Work instruction — The expected reply is all of the data, returned exactly.

Extracted records —
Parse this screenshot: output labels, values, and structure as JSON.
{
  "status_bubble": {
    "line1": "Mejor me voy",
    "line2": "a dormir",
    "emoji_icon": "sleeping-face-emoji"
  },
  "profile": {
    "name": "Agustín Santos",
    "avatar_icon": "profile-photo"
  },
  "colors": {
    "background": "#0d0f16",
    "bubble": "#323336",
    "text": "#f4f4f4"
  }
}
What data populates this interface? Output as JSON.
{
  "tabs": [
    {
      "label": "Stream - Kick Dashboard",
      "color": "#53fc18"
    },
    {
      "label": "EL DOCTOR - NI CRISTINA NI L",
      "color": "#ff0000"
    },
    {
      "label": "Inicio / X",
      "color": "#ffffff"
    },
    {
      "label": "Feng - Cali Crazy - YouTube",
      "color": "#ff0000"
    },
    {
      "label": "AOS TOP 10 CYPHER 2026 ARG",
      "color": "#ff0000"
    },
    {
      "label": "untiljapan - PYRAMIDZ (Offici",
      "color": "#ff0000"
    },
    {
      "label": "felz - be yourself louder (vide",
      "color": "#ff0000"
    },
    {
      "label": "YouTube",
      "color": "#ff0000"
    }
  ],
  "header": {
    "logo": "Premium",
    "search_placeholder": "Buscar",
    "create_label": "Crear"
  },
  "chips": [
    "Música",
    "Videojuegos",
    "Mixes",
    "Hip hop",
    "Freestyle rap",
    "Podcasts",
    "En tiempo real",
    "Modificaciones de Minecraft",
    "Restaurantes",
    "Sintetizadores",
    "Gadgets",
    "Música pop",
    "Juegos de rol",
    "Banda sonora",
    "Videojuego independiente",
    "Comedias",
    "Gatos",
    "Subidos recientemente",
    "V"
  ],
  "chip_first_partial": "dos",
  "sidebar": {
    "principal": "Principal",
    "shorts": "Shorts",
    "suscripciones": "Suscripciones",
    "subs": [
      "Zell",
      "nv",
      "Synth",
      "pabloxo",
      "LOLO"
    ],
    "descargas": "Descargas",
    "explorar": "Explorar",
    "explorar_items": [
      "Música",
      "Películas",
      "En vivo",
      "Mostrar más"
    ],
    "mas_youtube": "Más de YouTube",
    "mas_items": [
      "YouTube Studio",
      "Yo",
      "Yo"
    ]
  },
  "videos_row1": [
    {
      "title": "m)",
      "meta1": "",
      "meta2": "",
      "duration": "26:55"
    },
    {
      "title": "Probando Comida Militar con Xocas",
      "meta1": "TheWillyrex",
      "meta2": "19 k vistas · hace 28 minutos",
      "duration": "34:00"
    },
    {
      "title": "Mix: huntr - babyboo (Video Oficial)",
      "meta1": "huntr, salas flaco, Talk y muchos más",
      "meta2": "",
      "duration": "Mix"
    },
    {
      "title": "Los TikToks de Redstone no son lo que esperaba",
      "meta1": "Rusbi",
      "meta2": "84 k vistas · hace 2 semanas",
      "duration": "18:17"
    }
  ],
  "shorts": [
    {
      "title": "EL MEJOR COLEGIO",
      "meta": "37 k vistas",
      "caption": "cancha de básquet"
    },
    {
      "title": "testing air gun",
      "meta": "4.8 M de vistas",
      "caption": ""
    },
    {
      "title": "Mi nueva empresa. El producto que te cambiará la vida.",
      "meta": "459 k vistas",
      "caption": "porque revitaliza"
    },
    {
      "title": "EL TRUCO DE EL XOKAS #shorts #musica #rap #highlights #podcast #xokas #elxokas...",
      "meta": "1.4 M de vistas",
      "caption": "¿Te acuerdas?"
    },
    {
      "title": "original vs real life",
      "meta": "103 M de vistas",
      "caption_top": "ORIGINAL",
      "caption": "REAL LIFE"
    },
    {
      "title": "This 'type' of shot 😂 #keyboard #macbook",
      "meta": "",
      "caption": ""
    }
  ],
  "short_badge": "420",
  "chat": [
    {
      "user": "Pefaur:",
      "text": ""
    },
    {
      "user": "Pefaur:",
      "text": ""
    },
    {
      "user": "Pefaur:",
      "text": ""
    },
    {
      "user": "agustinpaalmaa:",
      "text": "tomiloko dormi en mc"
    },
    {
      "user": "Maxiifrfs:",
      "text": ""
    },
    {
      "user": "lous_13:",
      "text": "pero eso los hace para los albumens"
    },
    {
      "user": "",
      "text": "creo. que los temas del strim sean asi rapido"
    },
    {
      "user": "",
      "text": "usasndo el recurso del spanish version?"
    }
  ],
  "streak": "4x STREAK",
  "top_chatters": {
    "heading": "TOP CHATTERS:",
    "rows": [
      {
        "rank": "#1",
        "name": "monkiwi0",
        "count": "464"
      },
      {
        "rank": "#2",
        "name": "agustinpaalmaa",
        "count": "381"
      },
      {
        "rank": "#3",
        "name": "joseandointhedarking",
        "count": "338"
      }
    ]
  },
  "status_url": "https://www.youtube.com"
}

Worked solution —
Parse this screenshot: output labels, values, and structure as JSON.
{
  "status_bubble": {
    "line1": "Mejor me voy",
    "line2": "a dormir",
    "emoji_icon": "sleeping-face-emoji"
  },
  "profile": {
    "name": "Agustín Santos",
    "avatar_icon": "profile-photo"
  },
  "colors": {
    "background": "#0d0f16",
    "bubble": "#323336",
    "text": "#f4f4f4"
  }
}
What data populates this interface? Output as JSON.
{
  "tabs": [
    {
      "label": "Stream - Kick Dashboard",
      "color": "#53fc18"
    },
    {
      "label": "EL DOCTOR - NI CRISTINA NI L",
      "color": "#ff0000"
    },
    {
      "label": "Inicio / X",
      "color": "#ffffff"
    },
    {
      "label": "Feng - Cali Crazy - YouTube",
      "color": "#ff0000"
    },
    {
      "label": "AOS TOP 10 CYPHER 2026 ARG",
      "color": "#ff0000"
    },
    {
      "label": "untiljapan - PYRAMIDZ (Offici",
      "color": "#ff0000"
    },
    {
      "label": "felz - be yourself louder (vide",
      "color": "#ff0000"
    },
    {
      "label": "YouTube",
      "color": "#ff0000"
    }
  ],
  "header": {
    "logo": "Premium",
    "search_placeholder": "Buscar",
    "create_label": "Crear"
  },
  "chips": [
    "Música",
    "Videojuegos",
    "Mixes",
    "Hip hop",
    "Freestyle rap",
    "Podcasts",
    "En tiempo real",
    "Modificaciones de Minecraft",
    "Restaurantes",
    "Sintetizadores",
    "Gadgets",
    "Música pop",
    "Juegos de rol",
    "Banda sonora",
    "Videojuego independiente",
    "Comedias",
    "Gatos",
    "Subidos recientemente",
    "V"
  ],
  "chip_first_partial": "dos",
  "sidebar": {
    "principal": "Principal",
    "shorts": "Shorts",
    "suscripciones": "Suscripciones",
    "subs": [
      "Zell",
      "nv",
      "Synth",
      "pabloxo",
      "LOLO"
    ],
    "descargas": "Descargas",
    "explorar": "Explorar",
    "explorar_items": [
      "Música",
      "Películas",
      "En vivo",
      "Mostrar más"
    ],
    "mas_youtube": "Más de YouTube",
    "mas_items": [
      "YouTube Studio",
      "Yo",
      "Yo"
    ]
  },
  "videos_row1": [
    {
      "title": "m)",
      "meta1": "",
      "meta2": "",
      "duration": "26:55"
    },
    {
      "title": "Probando Comida Militar con Xocas",
      "meta1": "TheWillyrex",
      "meta2": "19 k vistas · hace 28 minutos",
      "duration": "34:00"
    },
    {
      "title": "Mix: huntr - babyboo (Video Oficial)",
      "meta1": "huntr, salas flaco, Talk y muchos más",
      "meta2": "",
      "duration": "Mix"
    },
    {
      "title": "Los TikToks de Redstone no son lo que esperaba",
      "meta1": "Rusbi",
      "meta2": "84 k vistas · hace 2 semanas",
      "duration": "18:17"
    }
  ],
  "shorts": [
    {
      "title": "EL MEJOR COLEGIO",
      "meta": "37 k vistas",
      "caption": "cancha de básquet"
    },
    {
      "title": "testing air gun",
      "meta": "4.8 M de vistas",
      "caption": ""
    },
    {
      "title": "Mi nueva empresa. El producto que te cambiará la vida.",
      "meta": "459 k vistas",
      "caption": "porque revitaliza"
    },
    {
      "title": "EL TRUCO DE EL XOKAS #shorts #musica #rap #highlights #podcast #xokas #elxokas...",
      "meta": "1.4 M de vistas",
      "caption": "¿Te acuerdas?"
    },
    {
      "title": "original vs real life",
      "meta": "103 M de vistas",
      "caption_top": "ORIGINAL",
      "caption": "REAL LIFE"
    },
    {
      "title": "This 'type' of shot 😂 #keyboard #macbook",
      "meta": "",
      "caption": ""
    }
  ],
  "short_badge": "420",
  "chat": [
    {
      "user": "Pefaur:",
      "text": ""
    },
    {
      "user": "Pefaur:",
      "text": ""
    },
    {
      "user": "Pefaur:",
      "text": ""
    },
    {
      "user": "agustinpaalmaa:",
      "text": "tomiloko dormi en mc"
    },
    {
      "user": "Maxiifrfs:",
      "text": ""
    },
    {
      "user": "lous_13:",
      "text": "pero eso los hace para los albumens"
    },
    {
      "user": "",
      "text": "creo. que los temas del strim sean asi rapido"
    },
    {
      "user": "",
      "text": "usasndo el recurso del spanish version?"
    }
  ],
  "streak": "4x STREAK",
  "top_chatters": {
    "heading": "TOP CHATTERS:",
    "rows": [
      {
        "rank": "#1",
        "name": "monkiwi0",
        "count": "464"
      },
      {
        "rank": "#2",
        "name": "agustinpaalmaa",
        "count": "381"
      },
      {
        "rank": "#3",
        "name": "joseandointhedarking",
        "count": "338"
      }
    ]
  },
  "status_url": "https://www.youtube.com"
}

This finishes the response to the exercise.